* **Problem statement**: Send back the data below exactly. Drop every picture.

Records from a collection:
*** Block opens ***

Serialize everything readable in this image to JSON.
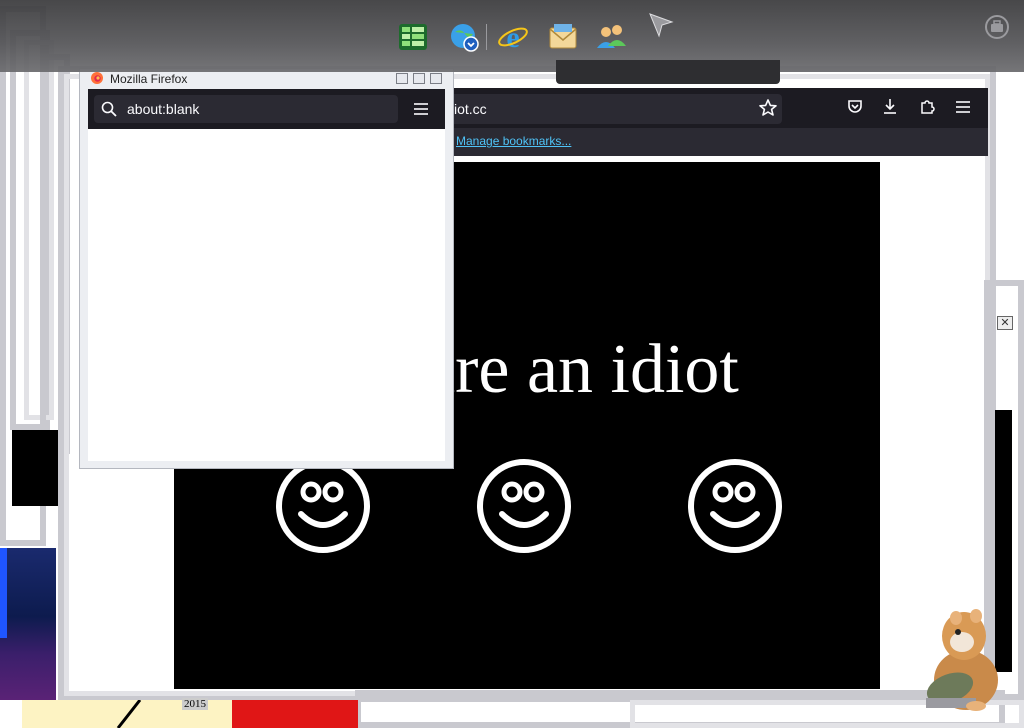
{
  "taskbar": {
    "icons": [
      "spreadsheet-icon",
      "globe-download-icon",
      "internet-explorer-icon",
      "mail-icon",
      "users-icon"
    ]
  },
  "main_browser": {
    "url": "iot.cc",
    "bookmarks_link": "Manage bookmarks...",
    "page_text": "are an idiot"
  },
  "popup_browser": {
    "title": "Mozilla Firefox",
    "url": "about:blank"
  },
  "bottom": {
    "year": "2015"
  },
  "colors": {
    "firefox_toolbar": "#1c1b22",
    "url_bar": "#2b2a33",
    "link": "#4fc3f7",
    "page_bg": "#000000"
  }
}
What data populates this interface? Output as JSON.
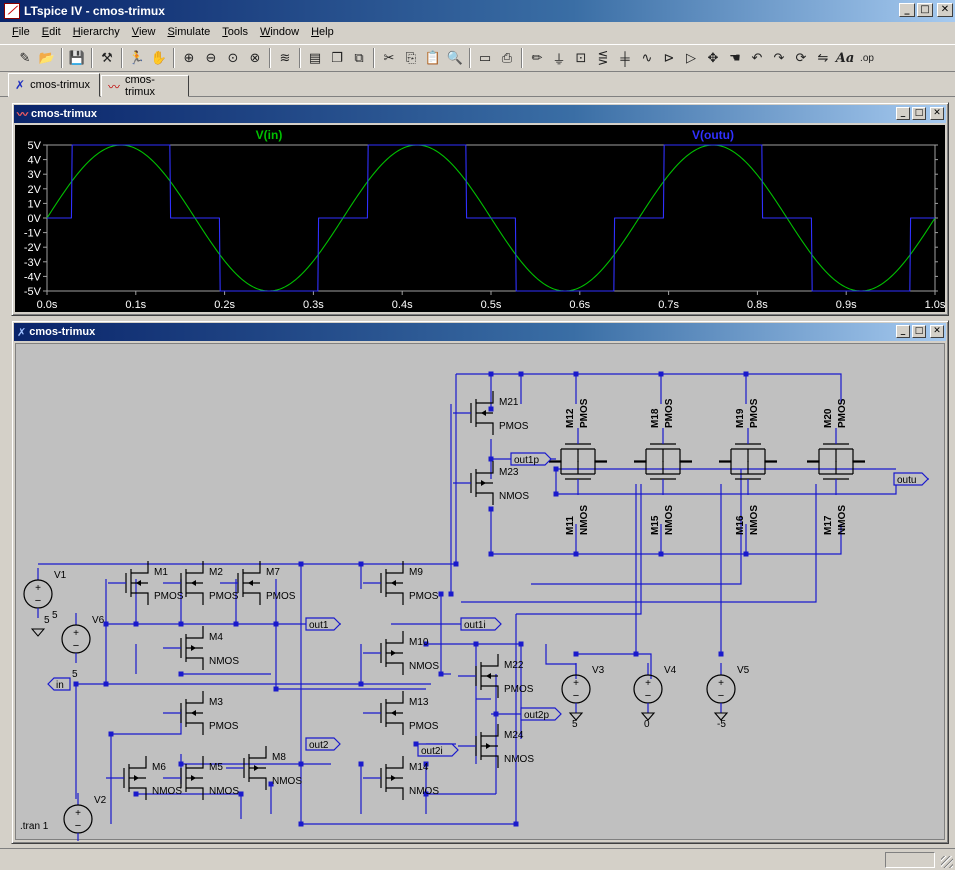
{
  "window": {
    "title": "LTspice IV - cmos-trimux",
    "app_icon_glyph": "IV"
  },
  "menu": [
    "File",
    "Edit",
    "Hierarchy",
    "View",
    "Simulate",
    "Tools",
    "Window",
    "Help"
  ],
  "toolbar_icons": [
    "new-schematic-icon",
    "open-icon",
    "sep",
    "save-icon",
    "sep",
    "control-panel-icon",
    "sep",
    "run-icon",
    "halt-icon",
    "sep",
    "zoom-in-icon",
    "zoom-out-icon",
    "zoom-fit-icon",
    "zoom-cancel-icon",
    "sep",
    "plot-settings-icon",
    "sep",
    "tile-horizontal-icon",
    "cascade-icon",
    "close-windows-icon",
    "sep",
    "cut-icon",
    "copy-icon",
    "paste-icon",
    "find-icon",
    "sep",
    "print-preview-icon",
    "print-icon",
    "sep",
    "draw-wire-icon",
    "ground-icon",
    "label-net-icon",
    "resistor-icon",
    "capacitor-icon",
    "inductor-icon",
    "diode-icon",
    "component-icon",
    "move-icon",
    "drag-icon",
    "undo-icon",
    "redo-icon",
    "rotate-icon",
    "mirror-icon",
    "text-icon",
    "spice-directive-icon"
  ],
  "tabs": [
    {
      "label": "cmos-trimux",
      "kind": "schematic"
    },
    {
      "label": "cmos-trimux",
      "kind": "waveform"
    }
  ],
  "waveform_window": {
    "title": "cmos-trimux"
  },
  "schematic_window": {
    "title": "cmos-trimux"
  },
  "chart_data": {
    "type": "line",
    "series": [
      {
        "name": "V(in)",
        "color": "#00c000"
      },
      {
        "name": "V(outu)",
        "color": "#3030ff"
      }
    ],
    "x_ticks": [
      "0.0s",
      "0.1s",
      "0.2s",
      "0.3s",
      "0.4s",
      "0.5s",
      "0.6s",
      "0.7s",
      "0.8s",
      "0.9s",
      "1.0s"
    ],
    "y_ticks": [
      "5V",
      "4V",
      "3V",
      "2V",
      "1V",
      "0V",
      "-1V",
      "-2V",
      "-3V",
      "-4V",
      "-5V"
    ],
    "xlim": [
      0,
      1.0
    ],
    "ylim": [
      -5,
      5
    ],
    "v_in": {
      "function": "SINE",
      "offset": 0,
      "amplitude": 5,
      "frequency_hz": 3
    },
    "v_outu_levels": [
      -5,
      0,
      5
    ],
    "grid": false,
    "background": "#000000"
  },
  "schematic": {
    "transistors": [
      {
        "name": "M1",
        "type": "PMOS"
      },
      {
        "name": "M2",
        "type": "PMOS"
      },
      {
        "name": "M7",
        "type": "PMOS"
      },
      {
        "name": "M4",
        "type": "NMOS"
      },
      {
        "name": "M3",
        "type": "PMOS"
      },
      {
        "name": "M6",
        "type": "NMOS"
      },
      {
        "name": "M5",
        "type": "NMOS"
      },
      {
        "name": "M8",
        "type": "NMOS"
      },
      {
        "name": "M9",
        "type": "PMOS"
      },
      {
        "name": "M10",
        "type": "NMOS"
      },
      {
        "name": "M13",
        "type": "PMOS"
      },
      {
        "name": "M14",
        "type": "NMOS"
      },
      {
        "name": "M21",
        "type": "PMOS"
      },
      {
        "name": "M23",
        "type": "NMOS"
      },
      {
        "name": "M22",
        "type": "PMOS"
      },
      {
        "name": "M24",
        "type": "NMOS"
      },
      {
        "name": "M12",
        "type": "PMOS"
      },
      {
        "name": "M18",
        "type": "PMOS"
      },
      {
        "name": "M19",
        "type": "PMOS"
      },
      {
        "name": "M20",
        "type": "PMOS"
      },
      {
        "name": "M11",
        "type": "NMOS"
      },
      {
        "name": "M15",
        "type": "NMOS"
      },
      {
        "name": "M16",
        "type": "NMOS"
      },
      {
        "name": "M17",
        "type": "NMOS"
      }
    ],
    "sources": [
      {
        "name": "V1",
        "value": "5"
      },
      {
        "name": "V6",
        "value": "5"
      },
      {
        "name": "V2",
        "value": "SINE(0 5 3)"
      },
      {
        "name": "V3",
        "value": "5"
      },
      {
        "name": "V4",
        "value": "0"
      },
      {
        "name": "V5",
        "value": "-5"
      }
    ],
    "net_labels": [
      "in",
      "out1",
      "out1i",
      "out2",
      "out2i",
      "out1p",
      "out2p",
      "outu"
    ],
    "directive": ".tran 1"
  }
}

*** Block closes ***

* **Response box**:
Serialize everything readable in this image to JSON.
{
  "taskbar": {
    "icons": [
      "spreadsheet-icon",
      "globe-download-icon",
      "internet-explorer-icon",
      "mail-icon",
      "users-icon"
    ]
  },
  "main_browser": {
    "url": "iot.cc",
    "bookmarks_link": "Manage bookmarks...",
    "page_text": "are an idiot"
  },
  "popup_browser": {
    "title": "Mozilla Firefox",
    "url": "about:blank"
  },
  "bottom": {
    "year": "2015"
  },
  "colors": {
    "firefox_toolbar": "#1c1b22",
    "url_bar": "#2b2a33",
    "link": "#4fc3f7",
    "page_bg": "#000000"
  }
}
What data populates this interface? Output as JSON.
{
  "window": {
    "title": "LTspice IV - cmos-trimux",
    "app_icon_glyph": "IV"
  },
  "menu": [
    "File",
    "Edit",
    "Hierarchy",
    "View",
    "Simulate",
    "Tools",
    "Window",
    "Help"
  ],
  "toolbar_icons": [
    "new-schematic-icon",
    "open-icon",
    "sep",
    "save-icon",
    "sep",
    "control-panel-icon",
    "sep",
    "run-icon",
    "halt-icon",
    "sep",
    "zoom-in-icon",
    "zoom-out-icon",
    "zoom-fit-icon",
    "zoom-cancel-icon",
    "sep",
    "plot-settings-icon",
    "sep",
    "tile-horizontal-icon",
    "cascade-icon",
    "close-windows-icon",
    "sep",
    "cut-icon",
    "copy-icon",
    "paste-icon",
    "find-icon",
    "sep",
    "print-preview-icon",
    "print-icon",
    "sep",
    "draw-wire-icon",
    "ground-icon",
    "label-net-icon",
    "resistor-icon",
    "capacitor-icon",
    "inductor-icon",
    "diode-icon",
    "component-icon",
    "move-icon",
    "drag-icon",
    "undo-icon",
    "redo-icon",
    "rotate-icon",
    "mirror-icon",
    "text-icon",
    "spice-directive-icon"
  ],
  "tabs": [
    {
      "label": "cmos-trimux",
      "kind": "schematic"
    },
    {
      "label": "cmos-trimux",
      "kind": "waveform"
    }
  ],
  "waveform_window": {
    "title": "cmos-trimux"
  },
  "schematic_window": {
    "title": "cmos-trimux"
  },
  "chart_data": {
    "type": "line",
    "series": [
      {
        "name": "V(in)",
        "color": "#00c000"
      },
      {
        "name": "V(outu)",
        "color": "#3030ff"
      }
    ],
    "x_ticks": [
      "0.0s",
      "0.1s",
      "0.2s",
      "0.3s",
      "0.4s",
      "0.5s",
      "0.6s",
      "0.7s",
      "0.8s",
      "0.9s",
      "1.0s"
    ],
    "y_ticks": [
      "5V",
      "4V",
      "3V",
      "2V",
      "1V",
      "0V",
      "-1V",
      "-2V",
      "-3V",
      "-4V",
      "-5V"
    ],
    "xlim": [
      0,
      1.0
    ],
    "ylim": [
      -5,
      5
    ],
    "v_in": {
      "function": "SINE",
      "offset": 0,
      "amplitude": 5,
      "frequency_hz": 3
    },
    "v_outu_levels": [
      -5,
      0,
      5
    ],
    "grid": false,
    "background": "#000000"
  },
  "schematic": {
    "transistors": [
      {
        "name": "M1",
        "type": "PMOS"
      },
      {
        "name": "M2",
        "type": "PMOS"
      },
      {
        "name": "M7",
        "type": "PMOS"
      },
      {
        "name": "M4",
        "type": "NMOS"
      },
      {
        "name": "M3",
        "type": "PMOS"
      },
      {
        "name": "M6",
        "type": "NMOS"
      },
      {
        "name": "M5",
        "type": "NMOS"
      },
      {
        "name": "M8",
        "type": "NMOS"
      },
      {
        "name": "M9",
        "type": "PMOS"
      },
      {
        "name": "M10",
        "type": "NMOS"
      },
      {
        "name": "M13",
        "type": "PMOS"
      },
      {
        "name": "M14",
        "type": "NMOS"
      },
      {
        "name": "M21",
        "type": "PMOS"
      },
      {
        "name": "M23",
        "type": "NMOS"
      },
      {
        "name": "M22",
        "type": "PMOS"
      },
      {
        "name": "M24",
        "type": "NMOS"
      },
      {
        "name": "M12",
        "type": "PMOS"
      },
      {
        "name": "M18",
        "type": "PMOS"
      },
      {
        "name": "M19",
        "type": "PMOS"
      },
      {
        "name": "M20",
        "type": "PMOS"
      },
      {
        "name": "M11",
        "type": "NMOS"
      },
      {
        "name": "M15",
        "type": "NMOS"
      },
      {
        "name": "M16",
        "type": "NMOS"
      },
      {
        "name": "M17",
        "type": "NMOS"
      }
    ],
    "sources": [
      {
        "name": "V1",
        "value": "5"
      },
      {
        "name": "V6",
        "value": "5"
      },
      {
        "name": "V2",
        "value": "SINE(0 5 3)"
      },
      {
        "name": "V3",
        "value": "5"
      },
      {
        "name": "V4",
        "value": "0"
      },
      {
        "name": "V5",
        "value": "-5"
      }
    ],
    "net_labels": [
      "in",
      "out1",
      "out1i",
      "out2",
      "out2i",
      "out1p",
      "out2p",
      "outu"
    ],
    "directive": ".tran 1"
  }
}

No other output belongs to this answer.